"Grave goods such as beautiful clothing, finely sewn in exotic fabrics, hardly reflect the deceased's everyday life, just as little as the formal attire of our era reflects our own daily lives. The rich material of grave goods should rather be seen as tangible expressions of underlying values."

Comment: RT has updated this story with a rebuttal:
Last week Swedish researchers made a startling claim they discovered the word 'Allah' embroidered into ancient Viking burial clothing. These findings have now been questioned by experts claiming the inscription "makes no sense in Arabic."

Annika Larsson's findings, which concluded that the inscriptions were evidence that Viking "burial customs were influenced by Islam and the idea of an eternal life in Paradise after death," were widely reported last week as a 'historic first'.

Associate Professor of Islamic Art and Architecture at the University of Texas, Stephennie Mulder, however, claims there is a "serious problem of dating."

Mulder explains that the Kufic script didn't exist at the time of the Vikings and that even if it did, the inscription still doesn't mean anything in Arabic.

Mulder adds that Larsson's claim is "based on extrapolation, not evidence," citing a textile specialist, Carolyn Priest-Dorman, who writes that the interpretation is based on "extensions of pattern, not an existing pattern."

Priest-Dorman and Mulder's analysis details how the texts say 'Allah' only if you presume that the embroidered fabric was originally twice as wide as it is now and that the pattern was replicated in specific ways, leading Mulder to say that "Larsson's extensions are entirely conjectural."

Speaking to RT.com, Annika Larsson, a researcher in textile archaeology at the Department of Archaeology and Ancient History at Sweden's Uppsala University, contested her critics' claims, saying that there is a "misunderstanding" from Mulder about the images.

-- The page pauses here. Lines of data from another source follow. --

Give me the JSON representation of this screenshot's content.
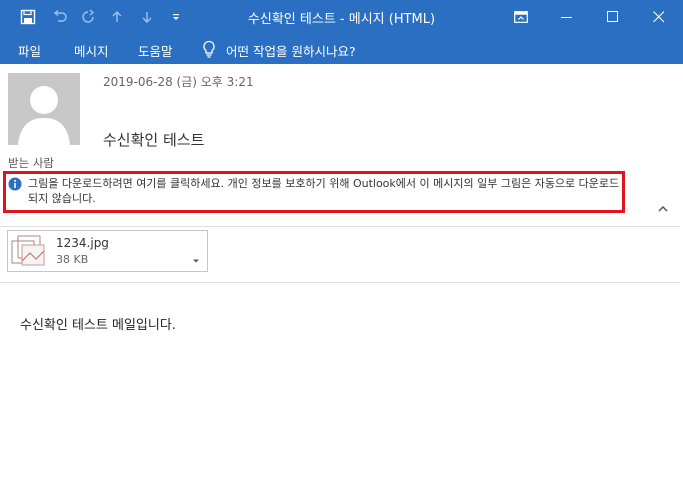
{
  "titlebar": {
    "title": "수신확인 테스트  -  메시지 (HTML)",
    "bg_color": "#2b6fc2",
    "quick_access": [
      "save-icon",
      "undo-icon",
      "redo-icon",
      "up-arrow-icon",
      "down-arrow-icon",
      "customize-qat-icon"
    ],
    "window_controls": [
      "ribbon-display-icon",
      "minimize-icon",
      "maximize-icon",
      "close-icon"
    ]
  },
  "ribbon": {
    "tabs": [
      "파일",
      "메시지",
      "도움말"
    ],
    "tell_me": "어떤 작업을 원하시나요?"
  },
  "message": {
    "date": "2019-06-28 (금) 오후 3:21",
    "subject": "수신확인 테스트",
    "to_label": "받는 사람",
    "info_text": "그림을 다운로드하려면 여기를 클릭하세요. 개인 정보를 보호하기 위해 Outlook에서 이 메시지의 일부 그림은 자동으로 다운로드되지 않습니다.",
    "highlight_color": "#e0141e",
    "body": "수신확인 테스트 메일입니다."
  },
  "attachment": {
    "name": "1234.jpg",
    "size": "38 KB"
  }
}
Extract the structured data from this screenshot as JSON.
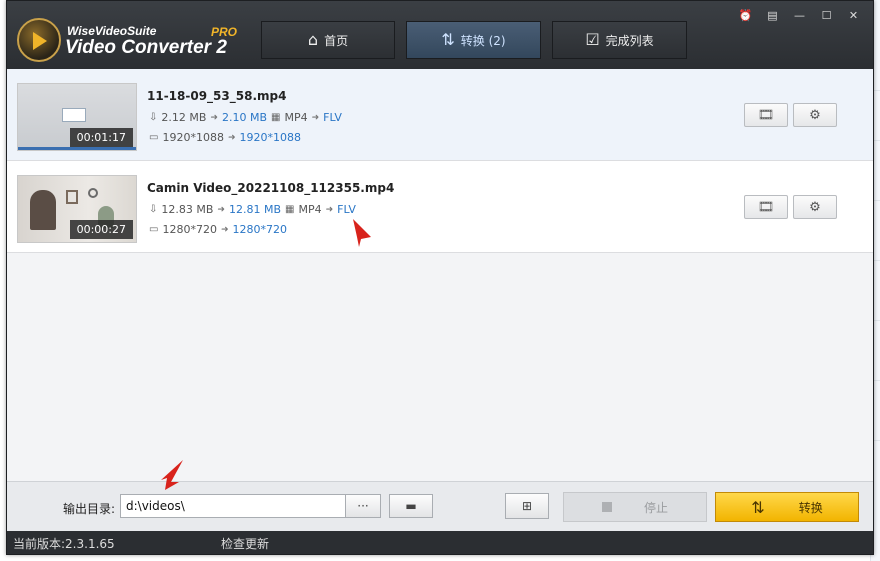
{
  "app": {
    "suite_name": "WiseVideoSuite",
    "product_name": "Video Converter 2",
    "edition": "PRO"
  },
  "nav": {
    "home_label": "首页",
    "convert_label": "转换 (2)",
    "done_label": "完成列表"
  },
  "files": [
    {
      "name": "11-18-09_53_58.mp4",
      "duration": "00:01:17",
      "size_src": "2.12 MB",
      "size_dst": "2.10 MB",
      "format_src": "MP4",
      "format_dst": "FLV",
      "res_src": "1920*1088",
      "res_dst": "1920*1088"
    },
    {
      "name": "Camin Video_20221108_112355.mp4",
      "duration": "00:00:27",
      "size_src": "12.83 MB",
      "size_dst": "12.81 MB",
      "format_src": "MP4",
      "format_dst": "FLV",
      "res_src": "1280*720",
      "res_dst": "1280*720"
    }
  ],
  "toolbar": {
    "output_label": "输出目录:",
    "output_path": "d:\\videos\\",
    "browse_label": "···",
    "stop_label": "停止",
    "convert_label": "转换"
  },
  "status": {
    "version": "当前版本:2.3.1.65",
    "check_update": "检查更新"
  },
  "colors": {
    "accent_blue": "#2a76c6",
    "convert_yellow": "#f2b400",
    "titlebar": "#2e3135"
  }
}
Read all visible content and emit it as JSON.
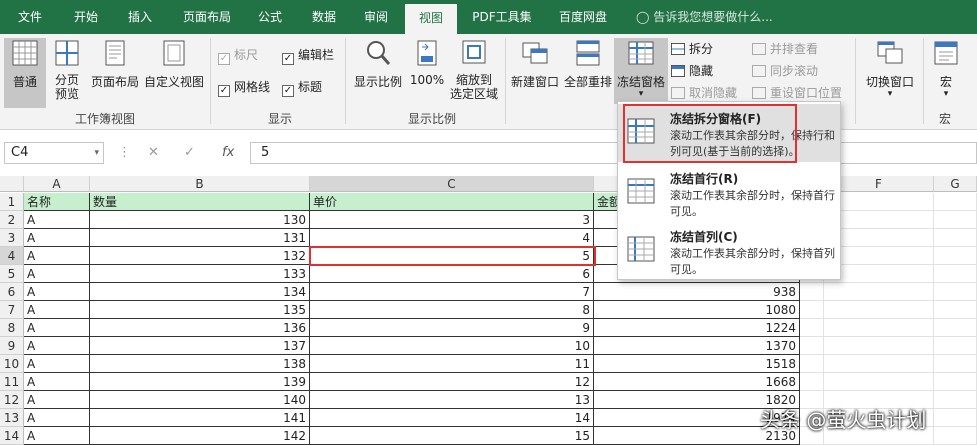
{
  "tabs": [
    "文件",
    "开始",
    "插入",
    "页面布局",
    "公式",
    "数据",
    "审阅",
    "视图",
    "PDF工具集",
    "百度网盘"
  ],
  "tell_me": "告诉我您想要做什么...",
  "ribbon": {
    "workbook_views": {
      "label": "工作簿视图",
      "normal": "普通",
      "page_break": "分页\n预览",
      "page_layout": "页面布局",
      "custom": "自定义视图"
    },
    "show": {
      "label": "显示",
      "ruler": "标尺",
      "gridlines": "网格线",
      "formula_bar": "编辑栏",
      "headings": "标题"
    },
    "zoom": {
      "label": "显示比例",
      "zoom": "显示比例",
      "zoom100": "100%",
      "zoom_sel": "缩放到\n选定区域"
    },
    "window": {
      "new_window": "新建窗口",
      "arrange_all": "全部重排",
      "freeze": "冻结窗格",
      "split": "拆分",
      "hide": "隐藏",
      "unhide": "取消隐藏",
      "side_by_side": "并排查看",
      "sync_scroll": "同步滚动",
      "reset_pos": "重设窗口位置",
      "switch": "切换窗口"
    },
    "macro": {
      "label": "宏",
      "macro": "宏"
    }
  },
  "formula_bar": {
    "name_box": "C4",
    "value": "5",
    "fx": "fx"
  },
  "columns": [
    "A",
    "B",
    "C",
    "",
    "F",
    "G"
  ],
  "header_row": [
    "名称",
    "数量",
    "单价",
    "金额"
  ],
  "rows": [
    {
      "n": "2",
      "a": "A",
      "b": "130",
      "c": "3",
      "d": ""
    },
    {
      "n": "3",
      "a": "A",
      "b": "131",
      "c": "4",
      "d": ""
    },
    {
      "n": "4",
      "a": "A",
      "b": "132",
      "c": "5",
      "d": ""
    },
    {
      "n": "5",
      "a": "A",
      "b": "133",
      "c": "6",
      "d": ""
    },
    {
      "n": "6",
      "a": "A",
      "b": "134",
      "c": "7",
      "d": "938"
    },
    {
      "n": "7",
      "a": "A",
      "b": "135",
      "c": "8",
      "d": "1080"
    },
    {
      "n": "8",
      "a": "A",
      "b": "136",
      "c": "9",
      "d": "1224"
    },
    {
      "n": "9",
      "a": "A",
      "b": "137",
      "c": "10",
      "d": "1370"
    },
    {
      "n": "10",
      "a": "A",
      "b": "138",
      "c": "11",
      "d": "1518"
    },
    {
      "n": "11",
      "a": "A",
      "b": "139",
      "c": "12",
      "d": "1668"
    },
    {
      "n": "12",
      "a": "A",
      "b": "140",
      "c": "13",
      "d": "1820"
    },
    {
      "n": "13",
      "a": "A",
      "b": "141",
      "c": "14",
      "d": "1974"
    },
    {
      "n": "14",
      "a": "A",
      "b": "142",
      "c": "15",
      "d": "2130"
    }
  ],
  "freeze_menu": [
    {
      "title": "冻结拆分窗格(F)",
      "desc": "滚动工作表其余部分时，保持行和列可见(基于当前的选择)。"
    },
    {
      "title": "冻结首行(R)",
      "desc": "滚动工作表其余部分时，保持首行可见。"
    },
    {
      "title": "冻结首列(C)",
      "desc": "滚动工作表其余部分时，保持首列可见。"
    }
  ],
  "watermark": "头条 @萤火虫计划",
  "colors": {
    "excel_green": "#217346",
    "header_fill": "#c6efce",
    "highlight_red": "#e03030"
  }
}
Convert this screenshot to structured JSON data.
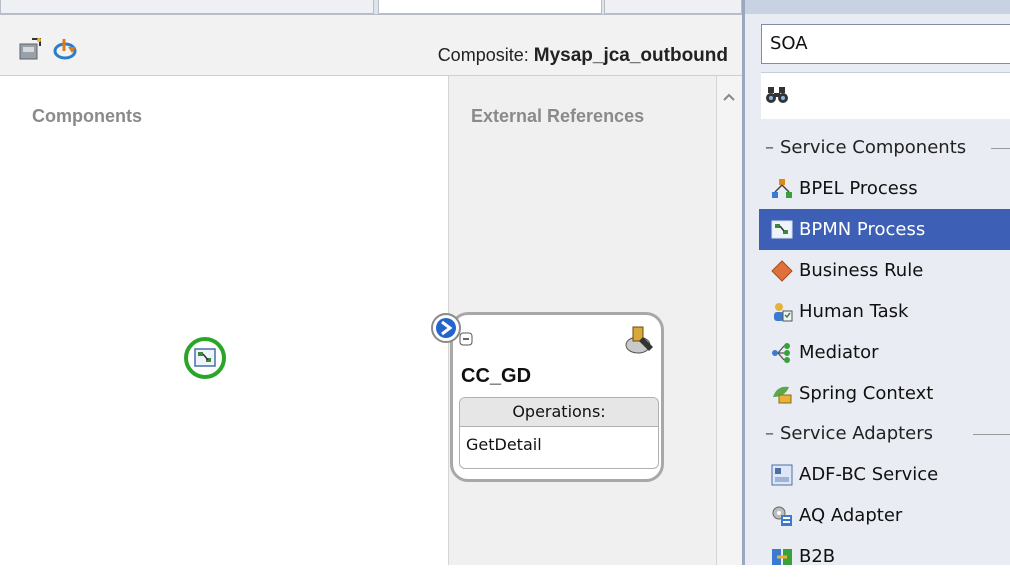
{
  "editor": {
    "composite_label": "Composite:",
    "composite_name": "Mysap_jca_outbound",
    "lanes": {
      "components_title": "Components",
      "external_title": "External References"
    },
    "reference": {
      "name": "CC_GD",
      "operations_header": "Operations:",
      "operations": [
        "GetDetail"
      ]
    }
  },
  "palette": {
    "selected_category": "SOA",
    "search_value": "",
    "sections": [
      {
        "title": "Service Components",
        "items": [
          {
            "label": "BPEL Process",
            "icon": "bpel-process-icon"
          },
          {
            "label": "BPMN Process",
            "icon": "bpmn-process-icon",
            "selected": true
          },
          {
            "label": "Business Rule",
            "icon": "business-rule-icon"
          },
          {
            "label": "Human Task",
            "icon": "human-task-icon"
          },
          {
            "label": "Mediator",
            "icon": "mediator-icon"
          },
          {
            "label": "Spring Context",
            "icon": "spring-context-icon"
          }
        ]
      },
      {
        "title": "Service Adapters",
        "items": [
          {
            "label": "ADF-BC Service",
            "icon": "adf-bc-service-icon"
          },
          {
            "label": "AQ Adapter",
            "icon": "aq-adapter-icon"
          },
          {
            "label": "B2B",
            "icon": "b2b-icon"
          }
        ]
      }
    ]
  },
  "colors": {
    "selection": "#3d5fb5",
    "drop_target_ring": "#2aa52a",
    "expand_arrow": "#2266cc"
  }
}
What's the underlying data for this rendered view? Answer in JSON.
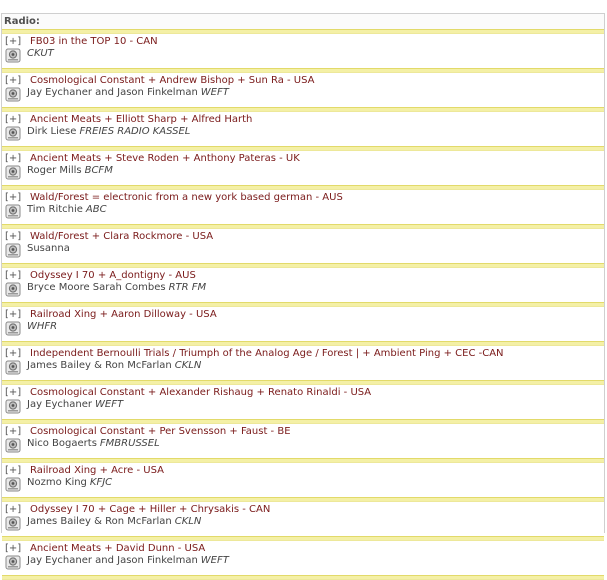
{
  "section_title": "Radio:",
  "toggle_label": "[+]",
  "items": [
    {
      "title": "FB03 in the TOP 10 - CAN",
      "djs": "",
      "station": "CKUT"
    },
    {
      "title": "Cosmological Constant + Andrew Bishop + Sun Ra - USA",
      "djs": "Jay Eychaner and Jason Finkelman",
      "station": "WEFT"
    },
    {
      "title": "Ancient Meats + Elliott Sharp + Alfred Harth",
      "djs": "Dirk Liese",
      "station": "FREIES RADIO KASSEL"
    },
    {
      "title": "Ancient Meats + Steve Roden + Anthony Pateras - UK",
      "djs": "Roger Mills",
      "station": "BCFM"
    },
    {
      "title": "Wald/Forest = electronic from a new york based german - AUS",
      "djs": "Tim Ritchie",
      "station": "ABC"
    },
    {
      "title": "Wald/Forest + Clara Rockmore - USA",
      "djs": "Susanna",
      "station": ""
    },
    {
      "title": "Odyssey I 70 + A_dontigny - AUS",
      "djs": "Bryce Moore Sarah Combes",
      "station": "RTR FM"
    },
    {
      "title": "Railroad Xing + Aaron Dilloway - USA",
      "djs": "",
      "station": "WHFR"
    },
    {
      "title": "Independent Bernoulli Trials / Triumph of the Analog Age / Forest | + Ambient Ping + CEC -CAN",
      "djs": "James Bailey & Ron McFarlan",
      "station": "CKLN"
    },
    {
      "title": "Cosmological Constant + Alexander Rishaug + Renato Rinaldi - USA",
      "djs": "Jay Eychaner",
      "station": "WEFT"
    },
    {
      "title": "Cosmological Constant + Per Svensson + Faust - BE",
      "djs": "Nico Bogaerts",
      "station": "FMBRUSSEL"
    },
    {
      "title": "Railroad Xing + Acre - USA",
      "djs": "Nozmo King",
      "station": "KFJC"
    },
    {
      "title": "Odyssey I 70 + Cage + Hiller + Chrysakis - CAN",
      "djs": "James Bailey & Ron McFarlan",
      "station": "CKLN"
    },
    {
      "title": "Ancient Meats + David Dunn - USA",
      "djs": "Jay Eychaner and Jason Finkelman",
      "station": "WEFT"
    }
  ]
}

"The scripts on the ribbons are like secret messages. First I thought they were copied by someone who didn't understand the message. But the patterns in the ribbons are like a puzzle or a rebus to read," she said.

"I have spoken to Muslims that tell me that even today sometimes you don't want to say/write/depict the Gods name clearly, so then you can make it like a puzzle, and even mirror it. I think that is what they have done on these ribbons.

"The project is represented in an Exhibition at Enköpings Museum not far from Stockholm, where we have reconstructed two ribbons.

"In this specific case we see a puzzle of two patterns - then mirrored. It is like a hidden or secret message, that is still sometimes used in the Muslim tradition when writing the name of God," she added.

Brick Wall

Jerusalem: Sections of Western Wall uncovered, hidden for 1700 yrs, includes Roman theater

© Ronen Zvulun / Reuters
Israel Antiquities Authority archaeologist Dr. Joe Uziel stands inside a theatre-like structure during a media tour to reveal the structure which was discovered during excavation works underneath Wilson's Arch in the Western Wall tunnels in Jerusalem's Old City.
Archaeologists have discovered an eight-meter-high section of the Western Wall and a subterranean Roman theater, which haven't been seen by human eyes for almost two millennia.

The Israel Antiquity Authority announced the discovery on Monday following a two-year excavation of the site. "From a research perspective, this is a sensational find," archaeologist Joe Uziel said at a press conference on Monday morning in Jerusalem's Old City, as cited by The Jerusalem Post.

"The discovery was a real surprise. We did not imagine that a window would open for us onto the mystery of Jerusalem's lost theater. Like much of archeological research, the expectation is that a certain thing will be found. But at the end of the process, other findings - surprising and thought-provoking - are unearthed," Uziel added.

Archaeologists have searched for the ruins for 150 years, according to The Times of Israel, and their discovery is already altering their perceptions of Roman-occupied Jerusalem after the fall of the Second Temple and destruction of Jerusalem by the Romans in 70 CE.
© Menahem Kahana / AFP
Workers restore a ceiling of the Western Wall tunnels near the site where Israeli Antiquity Authority recently discovered an ancient roman theatre in Jerusalem's Old City.